_Task to carry out_
Each line of the data has to be retyped exactly as it is.

◆ ◆ ◆ ◆

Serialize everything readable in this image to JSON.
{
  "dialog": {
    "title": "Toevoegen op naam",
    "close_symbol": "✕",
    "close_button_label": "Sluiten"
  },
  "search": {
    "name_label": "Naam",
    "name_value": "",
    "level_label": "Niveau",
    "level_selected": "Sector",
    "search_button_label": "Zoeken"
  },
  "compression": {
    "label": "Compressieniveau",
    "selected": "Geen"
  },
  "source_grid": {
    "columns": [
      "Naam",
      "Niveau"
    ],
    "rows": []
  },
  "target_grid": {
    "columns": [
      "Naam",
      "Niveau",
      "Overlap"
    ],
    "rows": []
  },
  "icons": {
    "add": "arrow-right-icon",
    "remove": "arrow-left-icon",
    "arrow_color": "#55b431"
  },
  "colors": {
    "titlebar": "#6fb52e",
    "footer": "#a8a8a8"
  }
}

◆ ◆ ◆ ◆

_Response to the task_
Serialize everything readable in this image to JSON.
{
  "dialog": {
    "title": "Toevoegen op naam",
    "close_symbol": "✕",
    "close_button_label": "Sluiten"
  },
  "search": {
    "name_label": "Naam",
    "name_value": "",
    "level_label": "Niveau",
    "level_selected": "Sector",
    "search_button_label": "Zoeken"
  },
  "compression": {
    "label": "Compressieniveau",
    "selected": "Geen"
  },
  "source_grid": {
    "columns": [
      "Naam",
      "Niveau"
    ],
    "rows": []
  },
  "target_grid": {
    "columns": [
      "Naam",
      "Niveau",
      "Overlap"
    ],
    "rows": []
  },
  "icons": {
    "add": "arrow-right-icon",
    "remove": "arrow-left-icon",
    "arrow_color": "#55b431"
  },
  "colors": {
    "titlebar": "#6fb52e",
    "footer": "#a8a8a8"
  }
}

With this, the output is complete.